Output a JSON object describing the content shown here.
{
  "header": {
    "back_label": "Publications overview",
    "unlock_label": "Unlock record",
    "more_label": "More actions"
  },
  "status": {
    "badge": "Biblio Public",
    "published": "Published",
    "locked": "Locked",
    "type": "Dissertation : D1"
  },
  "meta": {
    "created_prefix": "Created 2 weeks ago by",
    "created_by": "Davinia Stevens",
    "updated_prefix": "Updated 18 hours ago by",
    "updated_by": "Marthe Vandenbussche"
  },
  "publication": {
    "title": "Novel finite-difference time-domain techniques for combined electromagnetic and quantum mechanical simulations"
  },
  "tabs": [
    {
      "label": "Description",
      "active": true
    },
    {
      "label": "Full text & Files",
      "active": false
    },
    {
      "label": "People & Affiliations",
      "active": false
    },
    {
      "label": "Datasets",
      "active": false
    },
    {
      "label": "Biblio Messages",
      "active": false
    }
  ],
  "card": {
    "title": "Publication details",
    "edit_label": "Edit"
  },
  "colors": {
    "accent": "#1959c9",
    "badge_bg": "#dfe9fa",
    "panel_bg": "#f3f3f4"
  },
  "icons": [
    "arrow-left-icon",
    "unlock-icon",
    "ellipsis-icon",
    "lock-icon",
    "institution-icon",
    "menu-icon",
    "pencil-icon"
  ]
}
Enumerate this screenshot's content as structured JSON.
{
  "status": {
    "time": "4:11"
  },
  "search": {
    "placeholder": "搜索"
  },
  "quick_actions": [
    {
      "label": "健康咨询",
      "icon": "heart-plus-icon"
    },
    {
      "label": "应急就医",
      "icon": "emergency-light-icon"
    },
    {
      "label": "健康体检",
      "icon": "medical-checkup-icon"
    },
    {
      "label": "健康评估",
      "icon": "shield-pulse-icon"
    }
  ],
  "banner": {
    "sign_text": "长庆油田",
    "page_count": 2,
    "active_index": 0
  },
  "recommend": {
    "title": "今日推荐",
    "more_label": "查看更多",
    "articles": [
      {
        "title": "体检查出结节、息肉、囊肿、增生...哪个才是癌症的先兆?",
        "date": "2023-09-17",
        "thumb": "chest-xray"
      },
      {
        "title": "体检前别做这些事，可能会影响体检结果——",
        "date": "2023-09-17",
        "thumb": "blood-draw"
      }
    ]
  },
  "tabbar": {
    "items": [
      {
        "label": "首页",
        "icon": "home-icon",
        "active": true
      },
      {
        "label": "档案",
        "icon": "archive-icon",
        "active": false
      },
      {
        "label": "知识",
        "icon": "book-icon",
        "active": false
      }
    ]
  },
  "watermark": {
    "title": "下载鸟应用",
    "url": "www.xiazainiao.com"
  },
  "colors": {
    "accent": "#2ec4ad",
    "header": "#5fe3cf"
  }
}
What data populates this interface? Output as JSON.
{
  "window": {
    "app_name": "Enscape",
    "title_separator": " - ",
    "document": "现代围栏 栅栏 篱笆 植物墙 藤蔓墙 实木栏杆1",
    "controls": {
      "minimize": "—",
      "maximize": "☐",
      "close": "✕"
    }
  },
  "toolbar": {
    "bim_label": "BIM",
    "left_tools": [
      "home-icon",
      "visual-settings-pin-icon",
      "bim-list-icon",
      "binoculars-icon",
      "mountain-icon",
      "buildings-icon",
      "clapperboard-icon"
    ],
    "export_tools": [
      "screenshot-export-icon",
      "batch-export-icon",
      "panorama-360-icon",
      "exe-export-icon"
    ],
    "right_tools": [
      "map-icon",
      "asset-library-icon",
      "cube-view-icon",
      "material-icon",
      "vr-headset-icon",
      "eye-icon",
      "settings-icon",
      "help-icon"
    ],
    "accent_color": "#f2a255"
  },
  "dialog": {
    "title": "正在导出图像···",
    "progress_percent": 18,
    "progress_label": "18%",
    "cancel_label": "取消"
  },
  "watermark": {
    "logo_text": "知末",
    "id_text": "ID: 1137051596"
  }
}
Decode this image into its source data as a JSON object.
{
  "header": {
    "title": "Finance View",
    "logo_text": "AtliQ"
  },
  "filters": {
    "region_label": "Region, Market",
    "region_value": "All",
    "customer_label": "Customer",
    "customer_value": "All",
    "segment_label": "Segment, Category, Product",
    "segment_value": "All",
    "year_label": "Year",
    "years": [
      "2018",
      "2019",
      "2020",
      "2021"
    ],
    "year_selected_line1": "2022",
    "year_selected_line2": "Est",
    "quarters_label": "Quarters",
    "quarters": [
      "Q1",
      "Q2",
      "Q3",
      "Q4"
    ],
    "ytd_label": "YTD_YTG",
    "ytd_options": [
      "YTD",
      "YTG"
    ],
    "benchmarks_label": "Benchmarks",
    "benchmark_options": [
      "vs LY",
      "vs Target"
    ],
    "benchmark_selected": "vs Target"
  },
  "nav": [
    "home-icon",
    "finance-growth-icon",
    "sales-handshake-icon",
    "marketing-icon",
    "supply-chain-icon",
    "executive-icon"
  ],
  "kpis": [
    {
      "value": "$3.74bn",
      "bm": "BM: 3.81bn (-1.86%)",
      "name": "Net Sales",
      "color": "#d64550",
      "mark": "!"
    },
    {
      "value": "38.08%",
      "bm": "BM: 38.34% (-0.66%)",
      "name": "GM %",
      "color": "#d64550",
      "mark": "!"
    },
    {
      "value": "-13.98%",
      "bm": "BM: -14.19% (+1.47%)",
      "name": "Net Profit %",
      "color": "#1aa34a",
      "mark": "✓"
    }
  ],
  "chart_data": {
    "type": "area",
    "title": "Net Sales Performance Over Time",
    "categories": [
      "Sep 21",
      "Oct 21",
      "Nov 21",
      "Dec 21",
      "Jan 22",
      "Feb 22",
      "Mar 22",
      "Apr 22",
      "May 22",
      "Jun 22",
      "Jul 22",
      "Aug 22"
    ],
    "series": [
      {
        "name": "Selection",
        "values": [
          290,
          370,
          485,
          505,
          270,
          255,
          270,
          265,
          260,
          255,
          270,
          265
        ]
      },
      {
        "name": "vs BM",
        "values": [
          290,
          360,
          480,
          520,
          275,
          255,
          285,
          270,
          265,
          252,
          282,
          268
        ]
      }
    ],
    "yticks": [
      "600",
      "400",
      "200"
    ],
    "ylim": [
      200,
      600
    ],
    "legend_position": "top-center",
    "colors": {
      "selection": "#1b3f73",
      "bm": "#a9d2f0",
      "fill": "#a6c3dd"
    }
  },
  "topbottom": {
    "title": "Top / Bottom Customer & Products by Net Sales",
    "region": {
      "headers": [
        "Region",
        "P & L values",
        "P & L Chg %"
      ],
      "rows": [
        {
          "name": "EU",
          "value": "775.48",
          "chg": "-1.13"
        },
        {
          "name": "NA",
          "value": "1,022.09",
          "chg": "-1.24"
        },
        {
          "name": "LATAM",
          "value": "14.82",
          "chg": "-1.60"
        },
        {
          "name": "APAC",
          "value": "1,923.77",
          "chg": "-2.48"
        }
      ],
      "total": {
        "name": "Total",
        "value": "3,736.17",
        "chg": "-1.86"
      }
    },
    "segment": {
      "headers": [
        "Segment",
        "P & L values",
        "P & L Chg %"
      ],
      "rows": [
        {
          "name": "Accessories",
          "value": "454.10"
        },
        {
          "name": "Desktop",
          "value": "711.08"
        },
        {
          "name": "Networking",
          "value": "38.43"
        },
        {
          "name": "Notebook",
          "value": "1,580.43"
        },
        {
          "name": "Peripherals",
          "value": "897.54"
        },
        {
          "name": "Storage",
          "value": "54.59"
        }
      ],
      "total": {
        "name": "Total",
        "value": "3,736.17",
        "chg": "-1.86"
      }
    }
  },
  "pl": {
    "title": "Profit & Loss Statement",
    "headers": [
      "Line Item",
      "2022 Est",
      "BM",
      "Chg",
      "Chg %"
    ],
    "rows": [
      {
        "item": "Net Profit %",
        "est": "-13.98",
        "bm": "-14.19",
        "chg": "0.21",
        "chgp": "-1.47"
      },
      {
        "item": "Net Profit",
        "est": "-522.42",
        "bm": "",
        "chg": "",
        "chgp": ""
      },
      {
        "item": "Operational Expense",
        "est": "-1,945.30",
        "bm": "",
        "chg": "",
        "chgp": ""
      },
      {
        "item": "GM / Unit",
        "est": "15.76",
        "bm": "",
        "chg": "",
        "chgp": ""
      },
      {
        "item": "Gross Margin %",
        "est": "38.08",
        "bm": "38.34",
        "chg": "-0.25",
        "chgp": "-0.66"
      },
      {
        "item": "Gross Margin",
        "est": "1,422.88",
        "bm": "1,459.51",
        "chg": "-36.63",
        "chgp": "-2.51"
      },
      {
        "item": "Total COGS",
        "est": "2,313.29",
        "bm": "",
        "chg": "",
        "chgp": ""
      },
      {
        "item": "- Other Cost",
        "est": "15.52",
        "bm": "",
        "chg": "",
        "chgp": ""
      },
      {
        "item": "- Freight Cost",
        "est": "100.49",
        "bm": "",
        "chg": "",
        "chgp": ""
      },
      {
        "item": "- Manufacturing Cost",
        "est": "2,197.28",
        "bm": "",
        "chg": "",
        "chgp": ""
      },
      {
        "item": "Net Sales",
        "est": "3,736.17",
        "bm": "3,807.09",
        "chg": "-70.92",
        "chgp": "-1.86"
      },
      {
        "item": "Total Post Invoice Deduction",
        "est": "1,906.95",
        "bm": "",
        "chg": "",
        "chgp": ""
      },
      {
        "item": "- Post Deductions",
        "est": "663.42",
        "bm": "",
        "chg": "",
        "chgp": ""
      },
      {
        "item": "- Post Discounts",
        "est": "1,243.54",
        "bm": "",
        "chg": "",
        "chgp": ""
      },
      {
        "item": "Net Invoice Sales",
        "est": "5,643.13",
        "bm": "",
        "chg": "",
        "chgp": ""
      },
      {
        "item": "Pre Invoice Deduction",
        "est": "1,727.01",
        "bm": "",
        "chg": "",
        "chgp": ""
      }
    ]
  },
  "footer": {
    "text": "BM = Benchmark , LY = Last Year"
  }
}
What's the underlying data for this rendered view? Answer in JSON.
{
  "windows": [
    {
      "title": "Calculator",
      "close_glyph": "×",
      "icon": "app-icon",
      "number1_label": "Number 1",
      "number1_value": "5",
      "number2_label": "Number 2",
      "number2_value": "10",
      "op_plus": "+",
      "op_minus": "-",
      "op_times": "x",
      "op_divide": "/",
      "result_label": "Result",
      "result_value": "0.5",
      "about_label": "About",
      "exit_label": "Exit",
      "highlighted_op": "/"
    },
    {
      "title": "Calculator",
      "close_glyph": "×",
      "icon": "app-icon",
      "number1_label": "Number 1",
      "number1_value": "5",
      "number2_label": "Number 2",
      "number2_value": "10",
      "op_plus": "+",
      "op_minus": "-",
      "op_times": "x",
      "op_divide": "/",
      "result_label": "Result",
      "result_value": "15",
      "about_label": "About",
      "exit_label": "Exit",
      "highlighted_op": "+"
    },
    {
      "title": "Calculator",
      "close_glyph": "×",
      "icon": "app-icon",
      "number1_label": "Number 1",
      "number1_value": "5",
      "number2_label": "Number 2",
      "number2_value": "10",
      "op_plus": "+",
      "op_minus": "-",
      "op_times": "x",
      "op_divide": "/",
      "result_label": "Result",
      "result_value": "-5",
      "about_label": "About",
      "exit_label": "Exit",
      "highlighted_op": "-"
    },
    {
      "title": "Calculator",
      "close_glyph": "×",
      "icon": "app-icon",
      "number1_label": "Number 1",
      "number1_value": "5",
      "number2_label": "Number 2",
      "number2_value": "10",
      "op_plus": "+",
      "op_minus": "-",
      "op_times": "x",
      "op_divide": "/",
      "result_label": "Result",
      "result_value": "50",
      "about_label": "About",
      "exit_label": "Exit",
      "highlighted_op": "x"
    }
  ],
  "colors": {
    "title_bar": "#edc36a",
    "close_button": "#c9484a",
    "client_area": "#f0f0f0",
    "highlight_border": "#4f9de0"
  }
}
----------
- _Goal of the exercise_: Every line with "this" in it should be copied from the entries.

- _Problem solution_:
Enumerate this screenshot's content as structured JSON.
What data populates this interface? Output as JSON.
Decode this image into its source data as a JSON object.
What's the underlying data for this rendered view? Answer in JSON.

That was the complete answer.